However, in a lengthy report into the sector, the Competition and Consumer Protection Commission (CCPC), which is chaired is Isolde Goggin, effectively found that banks’ difficulty repossessing homes after a default is a significant factor in the high cost of Irish credit. The report was commissioned because mortgage interest costs here are the highest in Europe.
Among its findings, the CCPC warned that cashback deals that hand borrowers back a fixed percentage of their total mortgage at the start of the loan have become increasingly common, along with interest rate discounts for customers who move current accounts when they get a loan.
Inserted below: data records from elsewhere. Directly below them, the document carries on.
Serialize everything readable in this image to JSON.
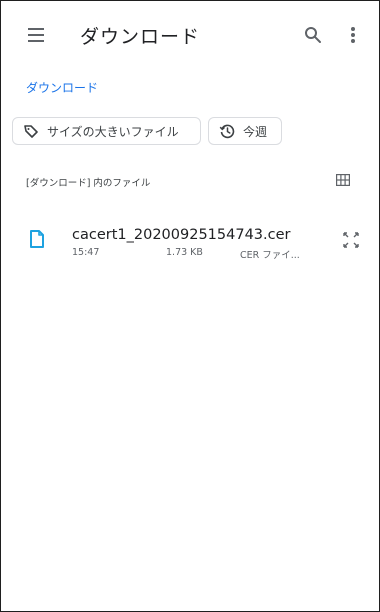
{
  "appbar": {
    "title": "ダウンロード",
    "menu_icon": "menu-icon",
    "search_icon": "search-icon",
    "more_icon": "more-vert-icon"
  },
  "breadcrumb": {
    "label": "ダウンロード"
  },
  "filters": [
    {
      "label": "サイズの大きいファイル",
      "icon": "label-tag-icon"
    },
    {
      "label": "今週",
      "icon": "history-icon"
    }
  ],
  "section": {
    "title": "[ダウンロード] 内のファイル",
    "view_toggle_icon": "grid-view-icon"
  },
  "files": [
    {
      "name": "cacert1_20200925154743.cer",
      "time": "15:47",
      "size": "1.73 KB",
      "type": "CER ファイ...",
      "icon": "file-icon",
      "action_icon": "expand-icon"
    }
  ],
  "colors": {
    "accent": "#1a73e8",
    "file_icon": "#1ea2e0",
    "text_secondary": "#5f6368"
  }
}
While the report said the deals could be seen as competitive behaviour by lenders, the effect can be bad for customers.
“It could be argued they represent a sophisticated attempt to manipulate consumer behaviour.
It said that without a “clear stated vision” there is a danger the housing and mortgage markets will again put the solvency of the banking system at risk and impact the economy.
It called for changes including actively encouraging new players, a shift to more fixed rate loans and clearer pricing.
But the report also blamed high levels of default here for driving up costs.
“This means that more bank capital is needed to write a mortgage in Ireland, and as a result a loan is more costly.”
While not calling for a ramp up in evictions, the CCPC said the courts could issue “suspended” possession orders that can be triggered if defaults reoccur, rather than let legal cases roll-on, and wants an interdepartmental working group to consider changes to repossession policy.